The following is a summary of “A comprehensive analysis of the association between placental pathology and recurrent preterm birth,” published in the December 2022 issue of Obstetrics and Gynecology by Suresh, et al.

After preterm birth, the placenta is frequently subjected to a histologic investigation. A placental examination can help predict the likelihood of negative pregnancy outcomes even if it cannot alter the fate of the index pregnancy. The relationship between certain histologic lesions and pregnancy outcomes has been investigated in the past, but the findings were inconsistent. For a study, researchers sought to ascertain the separate contributions to recurrent preterm delivery of the main histologic categories of placental disease.

A retrospective cohort analysis of births at a tertiary care facility from January 2009 to March 2018 was conducted. A placental pathology report from the index pregnancy, ≥2 births, and an index birth <37 weeks of gestation was required for inclusion. From the pathology reports for each index placenta, the presence of maternal vascular malperfusion, fetal vascular malperfusion, acute inflammation, and chronic inflammation were extracted and categorized as none, low grade, or high grade. The relationships between each placental histologic type and the risk of recurrent preterm delivery were estimated using a log-binomial model that included all 4 placental pathological histologic categories, index gestational age, race, and maternal age. Moreover, two-way interaction terms between different placental histologic categories were investigated. On the basis of the features of the index preterm birth, 2 stratified analyses were also completed: one by late preterm (gestational age of 34–36 weeks) vs. early–moderate preterm birth (<34 weeks), and one by those who had spontaneous preterm delivery. 

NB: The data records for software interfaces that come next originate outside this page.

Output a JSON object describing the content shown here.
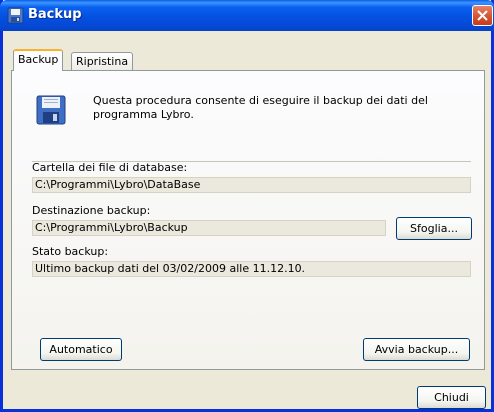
{
  "window": {
    "title": "Backup"
  },
  "tabs": [
    {
      "label": "Backup",
      "active": true
    },
    {
      "label": "Ripristina",
      "active": false
    }
  ],
  "description": "Questa procedura consente di eseguire il backup dei dati del programma Lybro.",
  "database_folder": {
    "label": "Cartella dei file di database:",
    "value": "C:\\Programmi\\Lybro\\DataBase"
  },
  "destination": {
    "label": "Destinazione backup:",
    "value": "C:\\Programmi\\Lybro\\Backup",
    "browse_label": "Sfoglia..."
  },
  "status": {
    "label": "Stato backup:",
    "value": "Ultimo backup dati del 03/02/2009 alle 11.12.10."
  },
  "buttons": {
    "automatic": "Automatico",
    "start": "Avvia backup...",
    "close": "Chiudi"
  },
  "icons": {
    "title": "save-icon",
    "panel": "floppy-disk-icon",
    "close": "close-icon"
  },
  "colors": {
    "titlebar": "#0a5fe8",
    "window_bg": "#ece9d8",
    "close_button": "#d4502e",
    "tab_highlight": "#f9b12e"
  }
}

The inclusion criteria were satisfied by 924 pregnant couples in total. Only persistent high-grade inflammation was independently linked to a higher risk of subsequent preterm births (adjusted risk ratio, 1.37; 95% CI, 1.03–1.81). Maternal vascular malperfusion was exclusively linked to recurrent preterm delivery among individuals who had an early preterm birth, according to a stratified analysis by gestational age group (adjusted risk ratio, 1.40; 95% CI, 1.01-1.93). There was no correlation between the histologic kinds of disease and the probability of preterm delivery among patients with spontaneous preterm labor.

Recurrent preterm delivery was linked to high-grade chronic placental inflammation among index preterm pregnancies. Only individuals with an early or moderately preterm index birth (<34 weeks of gestation) were at risk for low-grade maternal vascular malperfusion and subsequent preterm births. The results may help identify a patient’s risk profile and in generating theories on the cause of recurrent preterm delivery.